It is not the first time that Chris could not handle E., who is almost as tall as she, and who suffers from what she describes as "a severe psychological disorder." As he gets bigger, and stronger, she is in potentially more danger. Officers have been to her home before.

What set E. off this particular time, she says, is that his routine and expectations were disrupted by the strike by teachers in Chicago, where she and her husband live with E. and his younger brother. Children like E. thrive on consistency, she wrote on a blog about the strike, because "the regular structure that school provides wears a groove in them that grows deeper with each passing day. When that stability and routine is pulled from them suddenly... there are consequences. This change of schedule and brand new environment at a contingency site is too much for him. I'm ready for my son to be back in school..."
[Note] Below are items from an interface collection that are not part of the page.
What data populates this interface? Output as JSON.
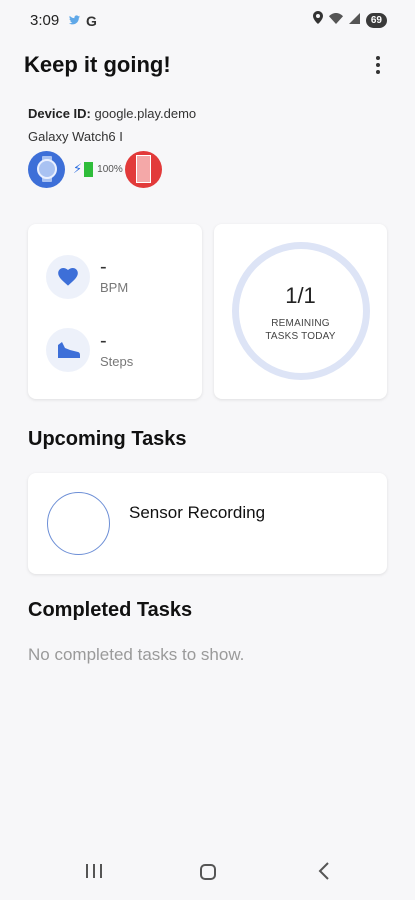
{
  "status_bar": {
    "time": "3:09",
    "left_icons": [
      "twitter-icon",
      "google-icon"
    ],
    "google_letter": "G",
    "right_icons": [
      "location-icon",
      "wifi-icon",
      "signal-icon"
    ],
    "battery": "69"
  },
  "header": {
    "title": "Keep it going!",
    "menu_icon": "more-vertical-icon"
  },
  "device": {
    "id_label": "Device ID:",
    "id_value": "google.play.demo",
    "name": "Galaxy Watch6 I",
    "battery_text": "100%",
    "colors": {
      "watch": "#3d6fd8",
      "charge": "#2fbd3a",
      "alert": "#e23a3a"
    }
  },
  "stats": {
    "heart_rate": {
      "value": "-",
      "unit": "BPM",
      "icon": "heart-icon"
    },
    "steps": {
      "value": "-",
      "unit": "Steps",
      "icon": "shoe-icon"
    }
  },
  "progress": {
    "value": "1/1",
    "label_line1": "REMAINING",
    "label_line2": "TASKS TODAY"
  },
  "upcoming": {
    "title": "Upcoming Tasks",
    "tasks": [
      {
        "name": "Sensor Recording"
      }
    ]
  },
  "completed": {
    "title": "Completed Tasks",
    "empty_text": "No completed tasks to show."
  },
  "nav": {
    "icons": [
      "recents-icon",
      "home-icon",
      "back-icon"
    ]
  },
  "colors": {
    "accent": "#3d6fd8",
    "ring": "#dde4f6",
    "background": "#f7f7f9"
  }
}
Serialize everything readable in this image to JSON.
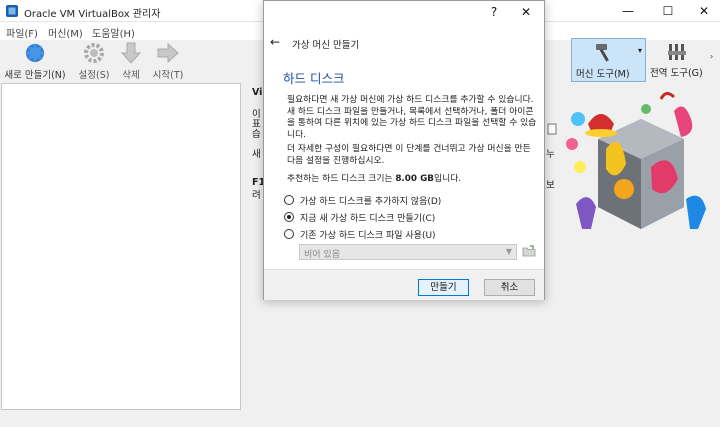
{
  "app": {
    "title": "Oracle VM VirtualBox 관리자"
  },
  "menu": [
    "파일(F)",
    "머신(M)",
    "도움말(H)"
  ],
  "toolbar": {
    "new_label": "새로 만들기(N)",
    "settings_label": "설정(S)",
    "discard_label": "삭제",
    "start_label": "시작(T)",
    "machine_tools_label": "머신 도구(M)",
    "global_tools_label": "전역 도구(G)"
  },
  "background_fragments": {
    "v": "Vi",
    "lines": [
      "이",
      "표",
      "습",
      "새",
      "F1",
      "려"
    ],
    "right": [
      "누",
      "보"
    ]
  },
  "dialog": {
    "title_help": "?",
    "title_close": "✕",
    "wizard_title": "가상 머신 만들기",
    "section_title": "하드 디스크",
    "para1": "필요하다면 새 가상 머신에 가상 하드 디스크를 추가할 수 있습니다. 새 하드 디스크 파일을 만들거나, 목록에서 선택하거나, 폴더 아이콘을 통하여 다른 위치에 있는 가상 하드 디스크 파일을 선택할 수 있습니다.",
    "para2": "더 자세한 구성이 필요하다면 이 단계를 건너뛰고 가상 머신을 만든 다음 설정을 진행하십시오.",
    "recommended_prefix": "추천하는 하드 디스크 크기는 ",
    "recommended_size": "8.00 GB",
    "recommended_suffix": "입니다.",
    "options": [
      {
        "label": "가상 하드 디스크를 추가하지 않음(D)",
        "checked": false
      },
      {
        "label": "지금 새 가상 하드 디스크 만들기(C)",
        "checked": true
      },
      {
        "label": "기존 가상 하드 디스크 파일 사용(U)",
        "checked": false
      }
    ],
    "combo_value": "비어 있음",
    "create_label": "만들기",
    "cancel_label": "취소"
  }
}
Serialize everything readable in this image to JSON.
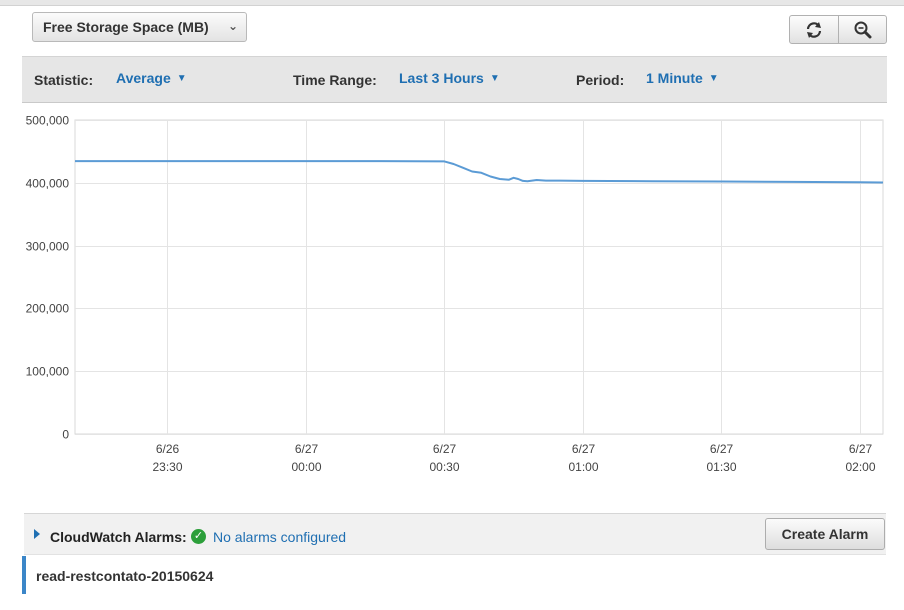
{
  "metric_select": {
    "label": "Free Storage Space (MB)",
    "caret": "⌄"
  },
  "toolbar": {
    "statistic_label": "Statistic:",
    "statistic_value": "Average",
    "time_range_label": "Time Range:",
    "time_range_value": "Last 3 Hours",
    "period_label": "Period:",
    "period_value": "1 Minute",
    "chevron": "▼"
  },
  "icons": {
    "refresh": "refresh-icon",
    "zoom": "zoom-icon",
    "expand": "expand-triangle-icon",
    "check": "check-circle-icon"
  },
  "colors": {
    "line": "#5b9bd5",
    "link": "#1f6fb2",
    "ok": "#2c9f3a",
    "accent_bar": "#3b86c8"
  },
  "chart_data": {
    "type": "line",
    "title": "",
    "xlabel": "",
    "ylabel": "",
    "ylim": [
      0,
      500000
    ],
    "yticks": [
      0,
      100000,
      200000,
      300000,
      400000,
      500000
    ],
    "ytick_labels": [
      "0",
      "100,000",
      "200,000",
      "300,000",
      "400,000",
      "500,000"
    ],
    "xlim": [
      "23:10",
      "02:05"
    ],
    "xticks": [
      {
        "time": "23:30",
        "date": "6/26"
      },
      {
        "time": "00:00",
        "date": "6/27"
      },
      {
        "time": "00:30",
        "date": "6/27"
      },
      {
        "time": "01:00",
        "date": "6/27"
      },
      {
        "time": "01:30",
        "date": "6/27"
      },
      {
        "time": "02:00",
        "date": "6/27"
      }
    ],
    "grid": true,
    "series": [
      {
        "x": [
          "23:10",
          "23:30",
          "00:00",
          "00:15",
          "00:30",
          "00:32",
          "00:34",
          "00:36",
          "00:38",
          "00:40",
          "00:42",
          "00:44",
          "00:45",
          "00:46",
          "00:47",
          "00:48",
          "00:50",
          "00:52",
          "00:55",
          "01:00",
          "01:15",
          "01:30",
          "01:45",
          "02:00",
          "02:05"
        ],
        "values": [
          434500,
          434500,
          434500,
          434500,
          434000,
          430000,
          424000,
          418000,
          416000,
          410000,
          406000,
          405000,
          408000,
          406000,
          403000,
          402500,
          404500,
          403500,
          403500,
          403000,
          402500,
          402000,
          401500,
          401000,
          400500
        ]
      }
    ]
  },
  "alarms": {
    "label": "CloudWatch Alarms:",
    "status": "No alarms configured",
    "check": "✓"
  },
  "create_alarm_label": "Create Alarm",
  "instance_name": "read-restcontato-20150624"
}
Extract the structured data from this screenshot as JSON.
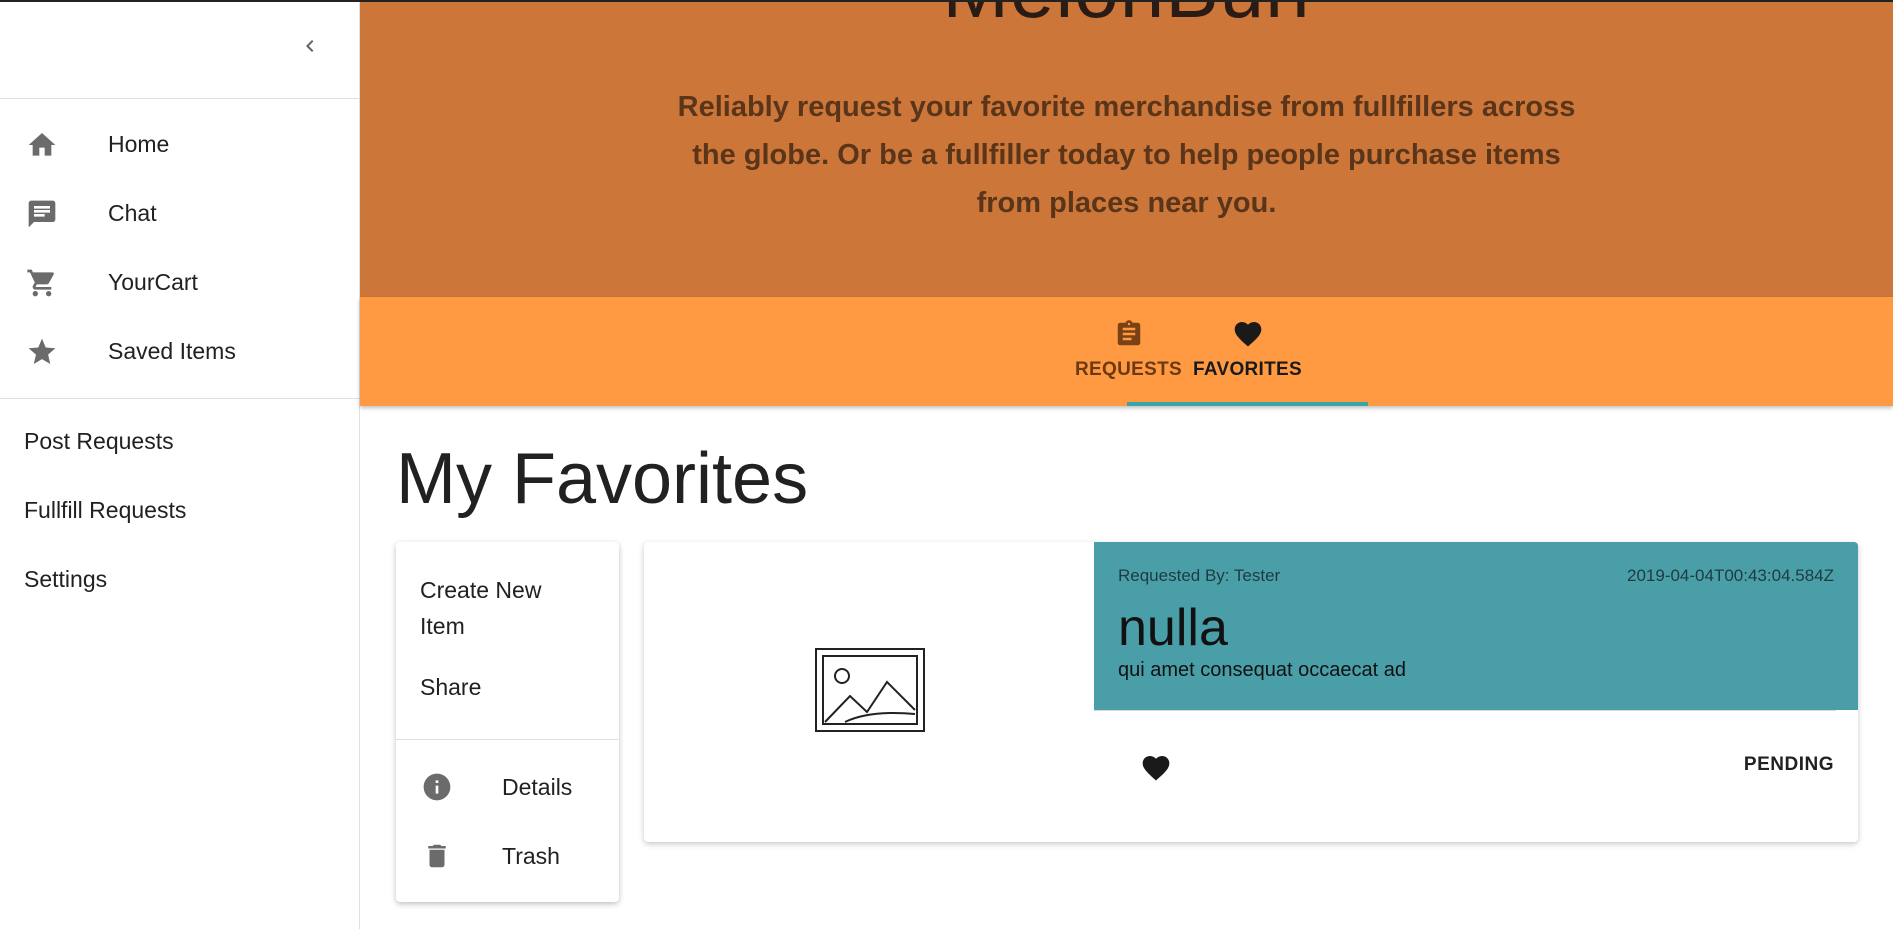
{
  "sidebar": {
    "collapse_icon": "chevron-left-icon",
    "nav_items": [
      {
        "label": "Home",
        "icon": "home-icon"
      },
      {
        "label": "Chat",
        "icon": "chat-icon"
      },
      {
        "label": "YourCart",
        "icon": "cart-icon"
      },
      {
        "label": "Saved Items",
        "icon": "star-icon"
      }
    ],
    "links": [
      {
        "label": "Post Requests"
      },
      {
        "label": "Fullfill Requests"
      },
      {
        "label": "Settings"
      }
    ]
  },
  "hero": {
    "brand": "MelonBun",
    "tagline": "Reliably request your favorite merchandise from fullfillers across the globe. Or be a fullfiller today to help people purchase items from places near you.",
    "background": "#cd763a"
  },
  "tabs": {
    "items": [
      {
        "label": "REQUESTS",
        "icon": "clipboard-icon"
      },
      {
        "label": "FAVORITES",
        "icon": "heart-icon"
      }
    ],
    "active": "FAVORITES",
    "background": "#ff9a42",
    "indicator_color": "#3aa6a8"
  },
  "main": {
    "title": "My Favorites"
  },
  "menu": {
    "create": "Create New Item",
    "share": "Share",
    "details": "Details",
    "trash": "Trash"
  },
  "item": {
    "requested_by": "Requested By: Tester",
    "timestamp": "2019-04-04T00:43:04.584Z",
    "title": "nulla",
    "description": "qui amet consequat occaecat ad",
    "status": "PENDING",
    "favorited": true,
    "accent": "#4a9ea8"
  }
}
As she described on Facebook last night, things got ugly, quickly:

I have a bruised hand, sore forearm, and who knows what condition the back of my knee will be in once it stops throbbing. He just snapped tonight. It is not usual for him to snap. He's nearly as big as I am, and I can no longer fend for myself against him. There was some post I read in my feed a few months back -- Lisa Belkin, maybe it was your Huffington Post column -- about what it would take for a parent to call the cops on their child. I can tell you from experience in this house ... five seconds.

I certainly remember that post. It was prompted by a mother who could not handle the constant fighting among her five children, and who called the police to take the two older teens away. "I want them out of here," she said.

Readers responded back then by either proclaiming the mother a hero for putting her foot down with her disrespectful kids or excoriating her as an unfit parent who is takes the easy way out -- in this case, calling the police -- rather than disciplining them.

Chris's 911 call, though, was something else altogether. It was a cry for help from a fearful woman whose husband was not home and who was watching her child build to what seemed an inevitable explosion.

As she wrote later in the evening:

I think he just had a psychotic break. He had taken some sedatives prior to his break, and they kicked in about a minute before paramedics/cops arrived.

Two officers and two paramedics stayed for awhile and evaluated the boy, deciding he did not need to go to the hospital this time.

"Just" a psychotic break.

How to live with a little boy who frightens you?

What would it take for YOU to call the cops on your child?

The names in this article have been changed to protect the family's privacy.